In attempting to stave off the assaults of modernism, theological liberalism and secularism, fundamentalists tended to develop a “siege mentality” – that is, they tended to become more and more insular and isolated from the greater culture around them. Indeed, they became in the real sense of the word, “counter-culturalists”.

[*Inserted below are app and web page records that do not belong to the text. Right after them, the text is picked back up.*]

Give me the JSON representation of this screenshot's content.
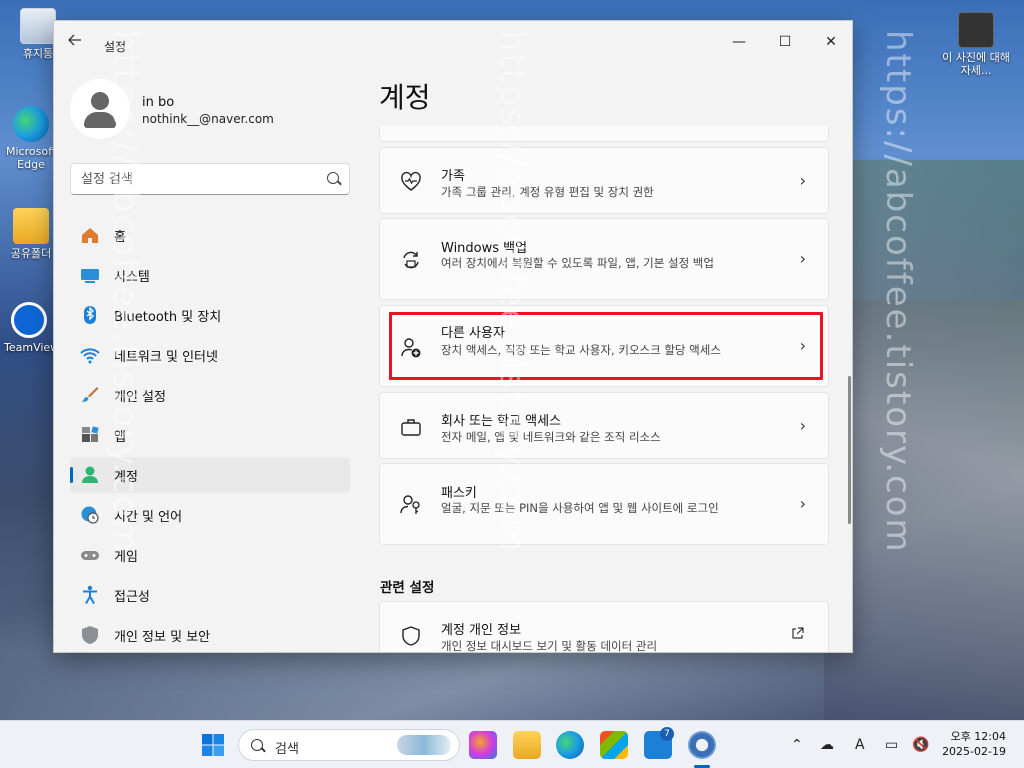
{
  "desktop": {
    "icons": [
      {
        "label": "휴지통"
      },
      {
        "label": "Microsoft Edge"
      },
      {
        "label": "공유폴더"
      },
      {
        "label": "TeamViewer"
      },
      {
        "label": "이 사진에 대해 자세..."
      }
    ]
  },
  "window": {
    "title": "설정",
    "back_icon": "back-arrow-icon",
    "controls": {
      "minimize": "—",
      "maximize": "☐",
      "close": "✕"
    }
  },
  "user": {
    "name": "in bo",
    "email": "nothink__@naver.com"
  },
  "search": {
    "placeholder": "설정 검색"
  },
  "nav": {
    "items": [
      {
        "label": "홈",
        "icon": "home-icon",
        "active": false
      },
      {
        "label": "시스템",
        "icon": "system-icon",
        "active": false
      },
      {
        "label": "Bluetooth 및 장치",
        "icon": "bluetooth-icon",
        "active": false
      },
      {
        "label": "네트워크 및 인터넷",
        "icon": "wifi-icon",
        "active": false
      },
      {
        "label": "개인 설정",
        "icon": "brush-icon",
        "active": false
      },
      {
        "label": "앱",
        "icon": "apps-icon",
        "active": false
      },
      {
        "label": "계정",
        "icon": "account-icon",
        "active": true
      },
      {
        "label": "시간 및 언어",
        "icon": "globe-clock-icon",
        "active": false
      },
      {
        "label": "게임",
        "icon": "gamepad-icon",
        "active": false
      },
      {
        "label": "접근성",
        "icon": "accessibility-icon",
        "active": false
      },
      {
        "label": "개인 정보 및 보안",
        "icon": "shield-icon",
        "active": false
      }
    ]
  },
  "content": {
    "title": "계정",
    "cards": [
      {
        "title": "가족",
        "desc": "가족 그룹 관리, 계정 유형 편집 및 장치 권한",
        "icon": "family-heart-icon"
      },
      {
        "title": "Windows 백업",
        "desc": "여러 장치에서 복원할 수 있도록 파일, 앱, 기본 설정 백업",
        "icon": "backup-icon"
      },
      {
        "title": "다른 사용자",
        "desc": "장치 액세스, 직장 또는 학교 사용자, 키오스크 할당 액세스",
        "icon": "add-user-icon",
        "highlighted": true
      },
      {
        "title": "회사 또는 학교 액세스",
        "desc": "전자 메일, 앱 및 네트워크와 같은 조직 리소스",
        "icon": "briefcase-icon"
      },
      {
        "title": "패스키",
        "desc": "얼굴, 지문 또는 PIN을 사용하여 앱 및 웹 사이트에 로그인",
        "icon": "passkey-icon"
      }
    ],
    "related_section": "관련 설정",
    "related_cards": [
      {
        "title": "계정 개인 정보",
        "desc": "개인 정보 대시보드 보기 및 활동 데이터 관리",
        "icon": "shield-icon",
        "action_icon": "external-link-icon"
      }
    ]
  },
  "taskbar": {
    "search_label": "검색",
    "badge_count": "7",
    "tray": {
      "ime": "A"
    },
    "clock": {
      "time": "오후 12:04",
      "date": "2025-02-19"
    }
  },
  "watermark": "https://abcoffee.tistory.com",
  "colors": {
    "accent": "#0067c0",
    "highlight_box": "#e81224"
  }
}
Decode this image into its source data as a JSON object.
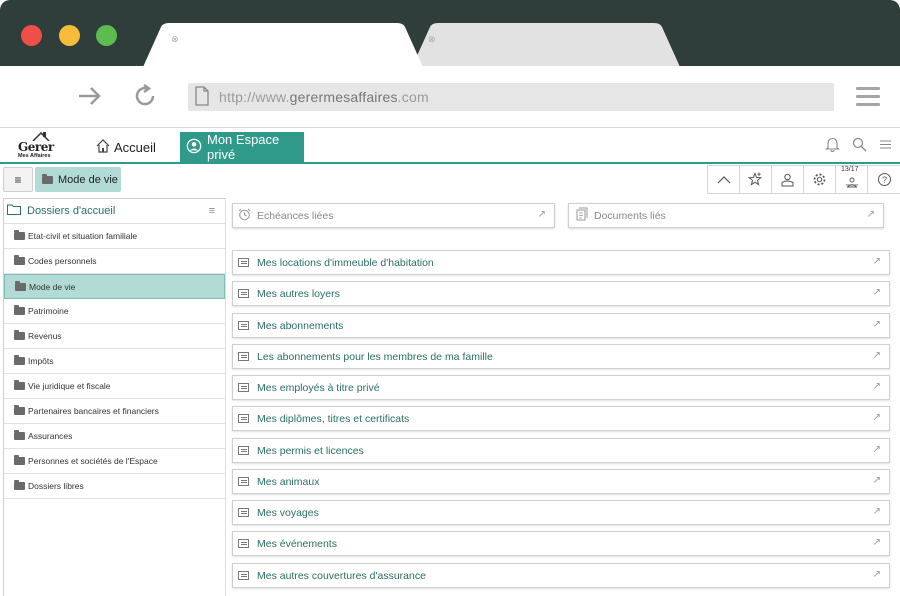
{
  "browser": {
    "url_prefix": "http://www.",
    "url_domain": "gerermesaffaires",
    "url_suffix": ".com"
  },
  "header": {
    "logo_text": "Gerer",
    "logo_subtext": "Mes Affaires",
    "home_label": "Accueil",
    "espace_label": "Mon Espace privé"
  },
  "toolbar": {
    "current_folder": "Mode de vie",
    "counter": "13/17",
    "buttons": [
      "chevron-up-icon",
      "star-add-icon",
      "user-stamp-icon",
      "gear-icon",
      "people-icon",
      "help-icon"
    ]
  },
  "sidebar": {
    "title": "Dossiers d'accueil",
    "items": [
      {
        "label": "Etat-civil et situation familiale",
        "active": false
      },
      {
        "label": "Codes personnels",
        "active": false
      },
      {
        "label": "Mode de vie",
        "active": true
      },
      {
        "label": "Patrimoine",
        "active": false
      },
      {
        "label": "Revenus",
        "active": false
      },
      {
        "label": "Impôts",
        "active": false
      },
      {
        "label": "Vie juridique et fiscale",
        "active": false
      },
      {
        "label": "Partenaires bancaires et financiers",
        "active": false
      },
      {
        "label": "Assurances",
        "active": false
      },
      {
        "label": "Personnes et sociétés de l'Espace",
        "active": false
      },
      {
        "label": "Dossiers libres",
        "active": false
      }
    ]
  },
  "main": {
    "echeances_label": "Echéances liées",
    "documents_label": "Documents liés",
    "rows": [
      "Mes locations d'immeuble d'habitation",
      "Mes autres loyers",
      "Mes abonnements",
      "Les abonnements pour les membres de ma famille",
      "Mes employés à titre privé",
      "Mes diplômes, titres et certificats",
      "Mes permis et licences",
      "Mes animaux",
      "Mes voyages",
      "Mes événements",
      "Mes autres couvertures d'assurance"
    ]
  },
  "colors": {
    "accent": "#2f9a89",
    "accent_light": "#b2dbd5",
    "chrome_dark": "#2f3e3b"
  }
}
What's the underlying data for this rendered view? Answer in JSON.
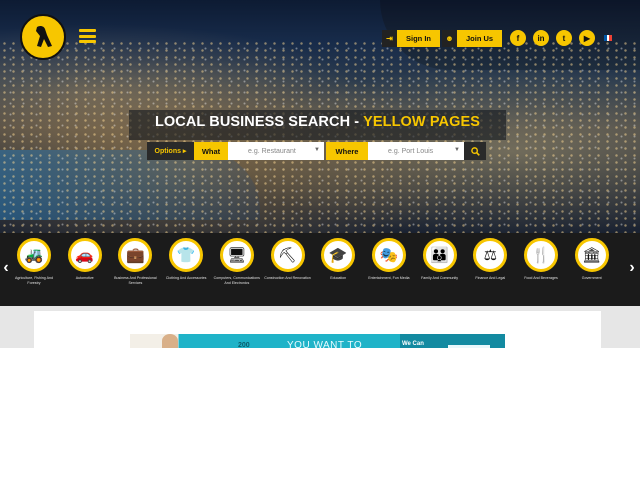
{
  "header": {
    "auth": {
      "signin_label": "Sign In",
      "joinus_label": "Join Us"
    },
    "social": [
      {
        "icon": "facebook-icon",
        "glyph": "f"
      },
      {
        "icon": "linkedin-icon",
        "glyph": "in"
      },
      {
        "icon": "twitter-icon",
        "glyph": "t"
      },
      {
        "icon": "youtube-icon",
        "glyph": "▶"
      }
    ],
    "flag_colors": [
      "#0055a4",
      "#ffffff",
      "#ef4135"
    ]
  },
  "search": {
    "title_main": "LOCAL BUSINESS SEARCH - ",
    "title_brand": "YELLOW PAGES",
    "options_label": "Options ▸",
    "what_label": "What",
    "what_placeholder": "e.g. Restaurant",
    "where_label": "Where",
    "where_placeholder": "e.g. Port Louis"
  },
  "categories": [
    {
      "label": "Agriculture, Fishing And Forestry",
      "icon": "tractor-icon",
      "glyph": "🚜"
    },
    {
      "label": "Automotive",
      "icon": "car-icon",
      "glyph": "🚗"
    },
    {
      "label": "Business And Professional Services",
      "icon": "briefcase-icon",
      "glyph": "💼"
    },
    {
      "label": "Clothing And Accessories",
      "icon": "shirt-icon",
      "glyph": "👕"
    },
    {
      "label": "Computers, Communications And Electronics",
      "icon": "monitor-icon",
      "glyph": "🖥"
    },
    {
      "label": "Construction And Renovation",
      "icon": "worker-icon",
      "glyph": "⛏"
    },
    {
      "label": "Education",
      "icon": "graduation-cap-icon",
      "glyph": "🎓"
    },
    {
      "label": "Entertainment, Fun Media",
      "icon": "theater-masks-icon",
      "glyph": "🎭"
    },
    {
      "label": "Family And Community",
      "icon": "family-icon",
      "glyph": "👪"
    },
    {
      "label": "Finance And Legal",
      "icon": "scales-icon",
      "glyph": "⚖"
    },
    {
      "label": "Food And Beverages",
      "icon": "cutlery-icon",
      "glyph": "🍴"
    },
    {
      "label": "Government",
      "icon": "government-building-icon",
      "glyph": "🏛"
    }
  ],
  "banner": {
    "headline": "YOU WANT TO",
    "side_text": "We Can",
    "logo_text": "200"
  },
  "colors": {
    "brand_yellow": "#f7c600",
    "dark": "#1b1b1b"
  }
}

By the 1940s the fundamentalists had evolved into two separate camps. One group, which came to be called the “evangelicals”*, regarded the other group as too intolerant, obscurantist and anti-intellectual. The latter, still referring to themselves as “fundamentalists”, were largely self-defined in terms of personal piety and separatism. Thus they were easily caricaturised as those who “don’t smoke, don’t drink, don’t dance, don’t go to movies, don’t play cards…” The evangelicals, on the other hand, were more open to modern science, to academia, to culture in general and to awareness of social issues. The evangelicals were represented by men like Billy Graham and Carl F.H. Henry, magazines like Christianity Today, and institutions like Wheaton College and Fuller Theological Seminary. Both groups however shared an equal commitment to the basic fundamentals of Protestant orthodoxy, and both groups were keen to evangelise, or preach the gospel of personal salvation.
Recently, evangelicals have tended to branch into two different directions: those who have especially emphasised the social aspects of Christianity, usually including a left-wing political orientation (no war, no nukes, no capitalism, etc.); and those who have taken a more conservative approach to social and cultural issues (anti-abortion, anti-communism, anti-homosexuality, pro-school prayer, etc.) This latter group, along with many of the traditional fundamentalists, played a large role in the Reagan revolution of the 1980s.
Cults and Sects
Just a word about what constitutes a deviant religious group. Evangelicals (and fundamentalists) regard a group as a cult if they deny basic biblical doctrines, like the deity of Christ, or the Trinity. Groups like the Jehovah’s Witnesses, the Mormons and Christian Science are seen as Christian cults. Non-Christian cults would include the Hare Krishnas and various New Age groups. A sect on the other hand is regarded as a group which features aberrational practices or teachings, but retains some semblance of biblical Christianity. To the extent that the Family of Love group in Australia has really renounced some of its previous cultic Children of God teachings and habits, it could be regarded as a sect – a bit loony perhaps, but not heretical. Some of the more extreme Pentecostal groups probably can be called sects as well.
A cult then can be seen in terms of heresy, while a sect can be seen more in terms of a denomination, albeit a slightly off-base one.
This then is how American evangelicals regard some rather befuddled terms. I am aware, however, that liberal Protestants, or non-Protestants, or non-religious persons, may use the terms in an altogether different, and often derogatory, fashion. But this, in a nutshell, is how those who wear the labels in question, regard themselves.
*Although using the term “evangelical” here to define a twentieth century phenomenon, a number of earlier groups can be described as evangelical: the apostolic fathers, early monasticism, the medieval reform movements (Franciscan, Cluniac, etc.), preachers like Bernard of Clairvaux and Wycliffe, German pietism, Methodism, the Great Awakening (Whitefield, etc.), Lord Shaftesbury, the YMCA and the Salvation Army.